*Your objective*:
What is needed here is an exact reprint of every record below.

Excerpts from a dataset
= = = = = = =

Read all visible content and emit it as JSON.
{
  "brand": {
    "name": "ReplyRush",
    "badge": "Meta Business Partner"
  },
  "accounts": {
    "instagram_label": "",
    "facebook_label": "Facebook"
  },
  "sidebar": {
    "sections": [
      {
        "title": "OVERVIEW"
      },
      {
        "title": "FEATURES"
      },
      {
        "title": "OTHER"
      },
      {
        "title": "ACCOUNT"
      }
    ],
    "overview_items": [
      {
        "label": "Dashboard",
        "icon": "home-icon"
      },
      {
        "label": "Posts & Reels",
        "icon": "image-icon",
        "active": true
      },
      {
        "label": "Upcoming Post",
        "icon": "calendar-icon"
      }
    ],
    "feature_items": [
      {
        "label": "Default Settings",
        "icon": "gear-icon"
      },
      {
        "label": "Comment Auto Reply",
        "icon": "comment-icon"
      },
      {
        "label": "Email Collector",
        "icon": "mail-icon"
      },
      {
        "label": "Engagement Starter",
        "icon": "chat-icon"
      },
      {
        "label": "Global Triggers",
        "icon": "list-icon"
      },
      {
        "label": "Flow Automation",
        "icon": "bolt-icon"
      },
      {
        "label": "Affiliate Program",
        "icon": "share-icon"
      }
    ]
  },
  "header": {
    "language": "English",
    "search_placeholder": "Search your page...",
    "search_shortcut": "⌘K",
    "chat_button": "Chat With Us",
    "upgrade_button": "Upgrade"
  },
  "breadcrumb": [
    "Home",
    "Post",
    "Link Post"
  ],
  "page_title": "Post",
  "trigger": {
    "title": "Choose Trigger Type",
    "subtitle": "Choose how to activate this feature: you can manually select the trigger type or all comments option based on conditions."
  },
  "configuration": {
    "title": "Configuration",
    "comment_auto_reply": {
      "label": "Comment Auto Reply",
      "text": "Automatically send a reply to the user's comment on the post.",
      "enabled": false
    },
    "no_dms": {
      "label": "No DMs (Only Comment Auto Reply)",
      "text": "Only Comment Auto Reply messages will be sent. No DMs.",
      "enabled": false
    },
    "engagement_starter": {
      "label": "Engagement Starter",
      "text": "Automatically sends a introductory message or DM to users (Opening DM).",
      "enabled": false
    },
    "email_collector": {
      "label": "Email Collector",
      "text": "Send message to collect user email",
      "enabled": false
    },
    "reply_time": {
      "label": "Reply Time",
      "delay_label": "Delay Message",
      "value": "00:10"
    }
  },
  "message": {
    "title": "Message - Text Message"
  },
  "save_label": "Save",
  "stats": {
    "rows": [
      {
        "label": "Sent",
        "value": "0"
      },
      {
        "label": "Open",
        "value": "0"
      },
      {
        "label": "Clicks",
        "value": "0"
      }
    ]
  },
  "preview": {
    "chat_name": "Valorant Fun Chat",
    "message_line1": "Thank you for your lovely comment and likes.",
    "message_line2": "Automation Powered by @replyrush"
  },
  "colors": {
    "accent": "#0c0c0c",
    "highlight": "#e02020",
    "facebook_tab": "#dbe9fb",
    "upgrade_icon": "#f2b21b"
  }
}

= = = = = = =

*Exercise response*:
Read all visible content and emit it as JSON.
{
  "brand": {
    "name": "ReplyRush",
    "badge": "Meta Business Partner"
  },
  "accounts": {
    "instagram_label": "",
    "facebook_label": "Facebook"
  },
  "sidebar": {
    "sections": [
      {
        "title": "OVERVIEW"
      },
      {
        "title": "FEATURES"
      },
      {
        "title": "OTHER"
      },
      {
        "title": "ACCOUNT"
      }
    ],
    "overview_items": [
      {
        "label": "Dashboard",
        "icon": "home-icon"
      },
      {
        "label": "Posts & Reels",
        "icon": "image-icon",
        "active": true
      },
      {
        "label": "Upcoming Post",
        "icon": "calendar-icon"
      }
    ],
    "feature_items": [
      {
        "label": "Default Settings",
        "icon": "gear-icon"
      },
      {
        "label": "Comment Auto Reply",
        "icon": "comment-icon"
      },
      {
        "label": "Email Collector",
        "icon": "mail-icon"
      },
      {
        "label": "Engagement Starter",
        "icon": "chat-icon"
      },
      {
        "label": "Global Triggers",
        "icon": "list-icon"
      },
      {
        "label": "Flow Automation",
        "icon": "bolt-icon"
      },
      {
        "label": "Affiliate Program",
        "icon": "share-icon"
      }
    ]
  },
  "header": {
    "language": "English",
    "search_placeholder": "Search your page...",
    "search_shortcut": "⌘K",
    "chat_button": "Chat With Us",
    "upgrade_button": "Upgrade"
  },
  "breadcrumb": [
    "Home",
    "Post",
    "Link Post"
  ],
  "page_title": "Post",
  "trigger": {
    "title": "Choose Trigger Type",
    "subtitle": "Choose how to activate this feature: you can manually select the trigger type or all comments option based on conditions."
  },
  "configuration": {
    "title": "Configuration",
    "comment_auto_reply": {
      "label": "Comment Auto Reply",
      "text": "Automatically send a reply to the user's comment on the post.",
      "enabled": false
    },
    "no_dms": {
      "label": "No DMs (Only Comment Auto Reply)",
      "text": "Only Comment Auto Reply messages will be sent. No DMs.",
      "enabled": false
    },
    "engagement_starter": {
      "label": "Engagement Starter",
      "text": "Automatically sends a introductory message or DM to users (Opening DM).",
      "enabled": false
    },
    "email_collector": {
      "label": "Email Collector",
      "text": "Send message to collect user email",
      "enabled": false
    },
    "reply_time": {
      "label": "Reply Time",
      "delay_label": "Delay Message",
      "value": "00:10"
    }
  },
  "message": {
    "title": "Message - Text Message"
  },
  "save_label": "Save",
  "stats": {
    "rows": [
      {
        "label": "Sent",
        "value": "0"
      },
      {
        "label": "Open",
        "value": "0"
      },
      {
        "label": "Clicks",
        "value": "0"
      }
    ]
  },
  "preview": {
    "chat_name": "Valorant Fun Chat",
    "message_line1": "Thank you for your lovely comment and likes.",
    "message_line2": "Automation Powered by @replyrush"
  },
  "colors": {
    "accent": "#0c0c0c",
    "highlight": "#e02020",
    "facebook_tab": "#dbe9fb",
    "upgrade_icon": "#f2b21b"
  }
}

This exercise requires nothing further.